Task description: Copy each line of the data beneath in which the word "Instance" appears.
--- Records to use Enclosed Below ---
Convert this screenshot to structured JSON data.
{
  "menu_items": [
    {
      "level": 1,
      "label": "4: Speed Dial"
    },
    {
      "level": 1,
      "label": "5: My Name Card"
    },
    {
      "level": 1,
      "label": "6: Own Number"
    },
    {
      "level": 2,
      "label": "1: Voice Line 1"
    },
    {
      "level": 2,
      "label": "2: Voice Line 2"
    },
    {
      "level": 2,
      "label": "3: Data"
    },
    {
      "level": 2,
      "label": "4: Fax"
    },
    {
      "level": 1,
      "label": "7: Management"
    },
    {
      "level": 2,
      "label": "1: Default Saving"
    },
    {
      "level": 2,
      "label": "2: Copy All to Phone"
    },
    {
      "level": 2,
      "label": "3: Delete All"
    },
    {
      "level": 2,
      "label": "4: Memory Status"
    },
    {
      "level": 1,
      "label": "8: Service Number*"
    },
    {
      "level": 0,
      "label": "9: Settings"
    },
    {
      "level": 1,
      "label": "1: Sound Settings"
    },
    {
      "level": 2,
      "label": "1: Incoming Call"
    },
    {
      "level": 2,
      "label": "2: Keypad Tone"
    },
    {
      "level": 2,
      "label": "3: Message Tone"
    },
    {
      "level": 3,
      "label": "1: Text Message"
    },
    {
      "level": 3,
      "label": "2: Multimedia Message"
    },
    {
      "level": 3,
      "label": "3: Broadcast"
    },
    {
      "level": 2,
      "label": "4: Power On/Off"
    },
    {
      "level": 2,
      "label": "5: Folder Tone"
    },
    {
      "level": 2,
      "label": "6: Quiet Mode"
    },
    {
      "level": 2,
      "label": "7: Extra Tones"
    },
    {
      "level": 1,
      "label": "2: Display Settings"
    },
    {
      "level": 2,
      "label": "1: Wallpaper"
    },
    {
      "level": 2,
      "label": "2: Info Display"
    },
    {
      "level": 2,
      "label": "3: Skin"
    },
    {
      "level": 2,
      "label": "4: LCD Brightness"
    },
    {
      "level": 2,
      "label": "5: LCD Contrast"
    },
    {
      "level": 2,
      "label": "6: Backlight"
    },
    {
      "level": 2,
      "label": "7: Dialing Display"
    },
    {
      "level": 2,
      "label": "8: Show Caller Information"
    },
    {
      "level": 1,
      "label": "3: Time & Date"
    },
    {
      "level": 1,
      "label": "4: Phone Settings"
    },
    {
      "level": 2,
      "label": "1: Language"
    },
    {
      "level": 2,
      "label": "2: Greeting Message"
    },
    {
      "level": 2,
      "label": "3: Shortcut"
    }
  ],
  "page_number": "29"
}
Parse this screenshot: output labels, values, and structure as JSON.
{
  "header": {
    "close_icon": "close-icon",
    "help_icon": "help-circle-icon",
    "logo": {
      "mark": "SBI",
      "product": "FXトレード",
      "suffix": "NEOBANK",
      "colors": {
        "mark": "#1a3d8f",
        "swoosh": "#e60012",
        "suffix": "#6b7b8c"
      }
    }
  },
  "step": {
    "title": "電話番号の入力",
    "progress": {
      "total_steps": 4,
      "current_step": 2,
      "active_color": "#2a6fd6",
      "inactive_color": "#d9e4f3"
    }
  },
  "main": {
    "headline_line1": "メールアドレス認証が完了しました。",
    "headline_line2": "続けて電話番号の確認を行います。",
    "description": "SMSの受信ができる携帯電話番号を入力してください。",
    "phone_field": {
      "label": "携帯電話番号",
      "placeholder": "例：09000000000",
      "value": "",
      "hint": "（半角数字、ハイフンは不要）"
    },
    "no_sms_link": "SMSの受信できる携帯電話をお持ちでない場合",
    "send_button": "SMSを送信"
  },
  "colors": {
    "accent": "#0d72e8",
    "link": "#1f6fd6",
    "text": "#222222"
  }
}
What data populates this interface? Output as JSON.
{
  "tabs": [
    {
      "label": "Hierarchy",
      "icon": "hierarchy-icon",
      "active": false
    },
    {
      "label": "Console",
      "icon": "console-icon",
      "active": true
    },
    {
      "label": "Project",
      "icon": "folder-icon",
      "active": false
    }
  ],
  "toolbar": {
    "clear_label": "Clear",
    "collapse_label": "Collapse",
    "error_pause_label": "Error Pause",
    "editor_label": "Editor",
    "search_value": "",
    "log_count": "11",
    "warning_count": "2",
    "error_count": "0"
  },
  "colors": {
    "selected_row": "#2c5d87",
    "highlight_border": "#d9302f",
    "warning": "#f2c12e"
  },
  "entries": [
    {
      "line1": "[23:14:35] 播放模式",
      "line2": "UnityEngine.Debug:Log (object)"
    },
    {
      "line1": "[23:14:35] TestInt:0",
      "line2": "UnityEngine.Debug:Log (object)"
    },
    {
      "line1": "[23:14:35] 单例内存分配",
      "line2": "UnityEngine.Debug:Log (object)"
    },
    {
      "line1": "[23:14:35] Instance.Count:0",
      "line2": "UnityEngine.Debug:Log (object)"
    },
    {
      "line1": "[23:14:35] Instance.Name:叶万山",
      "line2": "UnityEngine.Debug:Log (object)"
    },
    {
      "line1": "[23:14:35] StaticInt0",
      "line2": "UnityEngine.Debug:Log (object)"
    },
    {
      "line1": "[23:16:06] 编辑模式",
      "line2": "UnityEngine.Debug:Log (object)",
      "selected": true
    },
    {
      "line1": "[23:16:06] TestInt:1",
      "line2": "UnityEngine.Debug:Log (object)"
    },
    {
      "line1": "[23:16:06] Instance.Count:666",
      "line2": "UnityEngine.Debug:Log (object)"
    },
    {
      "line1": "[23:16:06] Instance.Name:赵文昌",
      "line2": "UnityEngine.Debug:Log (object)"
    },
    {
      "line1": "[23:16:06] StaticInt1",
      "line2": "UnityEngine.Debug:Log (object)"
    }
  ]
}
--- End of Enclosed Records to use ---
Reply:
      "line1": "[23:14:35] Instance.Count:0",
      "line1": "[23:14:35] Instance.Name:叶万山",
      "line1": "[23:16:06] Instance.Count:666",
      "line1": "[23:16:06] Instance.Name:赵文昌",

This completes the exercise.